The pitfall of Lloyd’s solution is that the law would then only affect larger companies and therefore SMEs could evade the necessity to provide access. By looking at both Lloyd’s and Oxton’s solutions the obvious compromise is to use a combination of transparent legislation and positives-based promotion to ease the ideas into the business mindset.
5.8 Are SMEs in The UK willing to accept the cost of bringing their sites up to meet web design standards?
The number of SMEs who replied that they don’t believe that accessibility measures are a worthwhile investment demonstrates that scepticism prevails (see figure 5.1 ). 23% categorically stated that “Accessibility is expensive and/or a waste of time as the small number of our customers affected will either not be bothered or will contact us in another way”. A second group of 27% replied that “We have no need for extra accessibility. Our customers/visitors are able enough to cope, but we will provide support to them if they ask.” This means that currently, just over half of all SMEs are not prepared to meet the cost of bringing their site up to the mark.
Interestingly, 12% said they would not take any further actions even if accessibility became*** a legal requirement, meaning that a significant minority of businesses would be prepared to break the law to avoid having to update their sites. 12% said they would go so far as to shut their sites down as “it wouldn’t affect our trade”. The vast majority said that under those circumstances, they would ask the advice of designer or a consultant, and a quarter said they would order a redesign immediately.
This means that the answer to the question of whether SMEs are prepared to accept the cost appears to be ‘yes’ on the whole, providing they are made more aware of the existing laws, otherwise there is a fifty-fifty chance of adoption, assuming they are presented with the ‘choice’ by a designer.
Clark (2002: 17-23) makes a convincing argument that accessibility can be beneficial to any business regardless of size, whilst also drilling home the necessity to accede to the law. Noise for change from pro-accessibility groups seems to be growing, and following the recent courtroom defeat of the UK store Target (Powell 2006), it is possible to assume that a similar case in the UK is not too far away. It appears that if businesses are not financially forced into complying, they will have to avoid the law at their own risk.
Lemon contends that despite the apparent lack of acceptance to date, SMEs will soon realise that the benefits outweigh the disadvantages and choose to invest,
Can they afford not to? If you had a shop, wouldn't you want it in a prime position where everyone could find it with easy access to everything in the shop? (...) Unlike real-estate, the Web as a medium doesn't charge a premium for prime positions.
John Oxton also provides an optimistic outlook for the future of web accessibility,
The good news (…) is that many are looking to redesign their sites for perhaps the second or third time, so there is an opportunity for it to just happen, naturally.
** An A-Lister is a high profile web developer, who might contribute to the industry journal ‘A List Apart’, or who is renowned for their expert knowledge in good practice and standards.
†† The Britpack is a group of high profile UK based designers with a vested interest in good practice.

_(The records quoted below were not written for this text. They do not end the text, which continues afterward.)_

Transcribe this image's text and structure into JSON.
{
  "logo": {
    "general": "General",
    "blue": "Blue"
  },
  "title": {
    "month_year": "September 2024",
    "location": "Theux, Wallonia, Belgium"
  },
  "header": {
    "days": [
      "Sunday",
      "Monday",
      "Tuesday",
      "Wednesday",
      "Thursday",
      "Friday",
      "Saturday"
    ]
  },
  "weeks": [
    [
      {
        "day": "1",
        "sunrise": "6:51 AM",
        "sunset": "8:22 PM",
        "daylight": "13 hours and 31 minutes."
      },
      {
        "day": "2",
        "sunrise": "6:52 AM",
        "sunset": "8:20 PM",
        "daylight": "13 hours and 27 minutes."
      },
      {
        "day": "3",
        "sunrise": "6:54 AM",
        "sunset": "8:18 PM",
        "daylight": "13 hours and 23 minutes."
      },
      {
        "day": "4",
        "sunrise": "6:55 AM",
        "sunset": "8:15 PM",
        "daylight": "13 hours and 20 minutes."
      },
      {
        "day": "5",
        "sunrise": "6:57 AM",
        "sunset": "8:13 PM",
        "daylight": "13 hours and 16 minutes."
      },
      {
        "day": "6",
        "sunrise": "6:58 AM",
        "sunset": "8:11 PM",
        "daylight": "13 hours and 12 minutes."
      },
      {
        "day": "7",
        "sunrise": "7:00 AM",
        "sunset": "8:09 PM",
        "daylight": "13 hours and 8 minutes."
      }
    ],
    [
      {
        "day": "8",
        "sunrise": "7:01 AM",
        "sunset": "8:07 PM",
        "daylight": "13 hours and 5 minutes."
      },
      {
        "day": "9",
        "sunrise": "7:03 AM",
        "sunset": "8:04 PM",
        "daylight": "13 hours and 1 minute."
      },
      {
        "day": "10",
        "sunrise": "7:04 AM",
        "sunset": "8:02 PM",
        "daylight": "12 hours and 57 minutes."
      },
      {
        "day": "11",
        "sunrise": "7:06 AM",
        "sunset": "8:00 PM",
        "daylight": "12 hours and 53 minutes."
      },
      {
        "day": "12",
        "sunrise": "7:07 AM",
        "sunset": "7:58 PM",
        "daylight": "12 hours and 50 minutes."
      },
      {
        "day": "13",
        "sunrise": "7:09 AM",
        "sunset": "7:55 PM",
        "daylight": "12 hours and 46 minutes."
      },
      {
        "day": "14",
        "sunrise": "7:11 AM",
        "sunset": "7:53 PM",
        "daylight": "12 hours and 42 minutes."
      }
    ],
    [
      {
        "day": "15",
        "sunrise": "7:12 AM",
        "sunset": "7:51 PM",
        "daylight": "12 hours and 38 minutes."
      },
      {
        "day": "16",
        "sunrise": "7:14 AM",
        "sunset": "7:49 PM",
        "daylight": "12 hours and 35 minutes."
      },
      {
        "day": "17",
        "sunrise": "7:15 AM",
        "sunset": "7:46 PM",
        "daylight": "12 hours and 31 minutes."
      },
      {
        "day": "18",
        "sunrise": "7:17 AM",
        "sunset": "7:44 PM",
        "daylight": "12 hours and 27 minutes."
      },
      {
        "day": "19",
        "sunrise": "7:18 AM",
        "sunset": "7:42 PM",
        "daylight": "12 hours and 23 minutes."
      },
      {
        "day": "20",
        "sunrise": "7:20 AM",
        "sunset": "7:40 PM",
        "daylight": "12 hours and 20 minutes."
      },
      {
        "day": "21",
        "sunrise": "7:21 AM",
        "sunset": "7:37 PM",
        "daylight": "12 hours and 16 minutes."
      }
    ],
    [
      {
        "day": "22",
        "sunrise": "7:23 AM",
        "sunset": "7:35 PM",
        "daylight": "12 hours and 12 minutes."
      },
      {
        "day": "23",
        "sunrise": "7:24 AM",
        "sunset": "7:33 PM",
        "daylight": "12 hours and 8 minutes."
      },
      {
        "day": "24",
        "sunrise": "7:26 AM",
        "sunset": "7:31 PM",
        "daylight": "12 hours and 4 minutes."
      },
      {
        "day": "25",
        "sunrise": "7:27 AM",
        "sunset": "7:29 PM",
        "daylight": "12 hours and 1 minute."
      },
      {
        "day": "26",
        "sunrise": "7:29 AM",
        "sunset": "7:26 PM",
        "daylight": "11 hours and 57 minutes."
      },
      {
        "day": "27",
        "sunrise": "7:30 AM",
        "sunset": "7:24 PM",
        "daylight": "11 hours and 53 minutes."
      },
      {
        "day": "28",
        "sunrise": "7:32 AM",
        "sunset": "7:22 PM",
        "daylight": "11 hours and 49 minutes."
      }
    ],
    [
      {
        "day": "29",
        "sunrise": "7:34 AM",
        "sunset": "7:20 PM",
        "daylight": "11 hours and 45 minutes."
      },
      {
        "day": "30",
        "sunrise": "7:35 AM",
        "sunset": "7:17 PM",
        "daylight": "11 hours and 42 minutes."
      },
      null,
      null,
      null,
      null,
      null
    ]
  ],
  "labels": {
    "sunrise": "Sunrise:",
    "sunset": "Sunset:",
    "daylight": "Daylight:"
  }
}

‡‡ Semantic mark-up is designed to provide machine readability so that disabled users can have content read out loud (for example). A side effect is that it increases the ease in which a search engine can index the keywords and phrases in a page through clear context.
§§ Since this there has been one more case, Target in the US were successfully sued in 2006 (Powell 2006)

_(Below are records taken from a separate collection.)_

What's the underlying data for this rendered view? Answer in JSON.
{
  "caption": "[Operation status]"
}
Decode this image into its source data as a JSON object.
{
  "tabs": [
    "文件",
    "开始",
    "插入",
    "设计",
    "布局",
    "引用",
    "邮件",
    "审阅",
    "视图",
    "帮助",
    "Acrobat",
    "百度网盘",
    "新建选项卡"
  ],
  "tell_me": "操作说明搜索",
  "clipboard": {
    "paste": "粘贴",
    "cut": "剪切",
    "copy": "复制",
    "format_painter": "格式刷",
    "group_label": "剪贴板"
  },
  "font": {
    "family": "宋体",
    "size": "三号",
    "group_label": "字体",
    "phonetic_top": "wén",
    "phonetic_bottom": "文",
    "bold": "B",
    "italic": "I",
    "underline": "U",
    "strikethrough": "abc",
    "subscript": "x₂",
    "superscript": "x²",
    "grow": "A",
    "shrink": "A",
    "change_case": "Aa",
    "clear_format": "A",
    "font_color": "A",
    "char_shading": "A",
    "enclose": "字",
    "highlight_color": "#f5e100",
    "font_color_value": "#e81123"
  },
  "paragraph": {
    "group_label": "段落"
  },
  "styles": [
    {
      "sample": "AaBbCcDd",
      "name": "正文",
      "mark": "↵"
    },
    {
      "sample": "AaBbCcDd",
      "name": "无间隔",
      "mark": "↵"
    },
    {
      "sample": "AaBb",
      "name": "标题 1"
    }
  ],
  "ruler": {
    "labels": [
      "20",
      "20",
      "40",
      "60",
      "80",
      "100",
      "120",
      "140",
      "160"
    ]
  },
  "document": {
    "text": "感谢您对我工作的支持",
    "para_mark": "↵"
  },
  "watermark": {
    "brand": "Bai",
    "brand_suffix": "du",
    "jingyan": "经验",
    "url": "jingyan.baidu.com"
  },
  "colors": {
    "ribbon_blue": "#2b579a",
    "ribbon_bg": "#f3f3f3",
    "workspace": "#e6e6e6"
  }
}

*** In order not to lead the opinions expressed, data was collected without influencing the respondents understanding of the law. The questionnaire was designed not to imply that accessibility is already a legal requirement.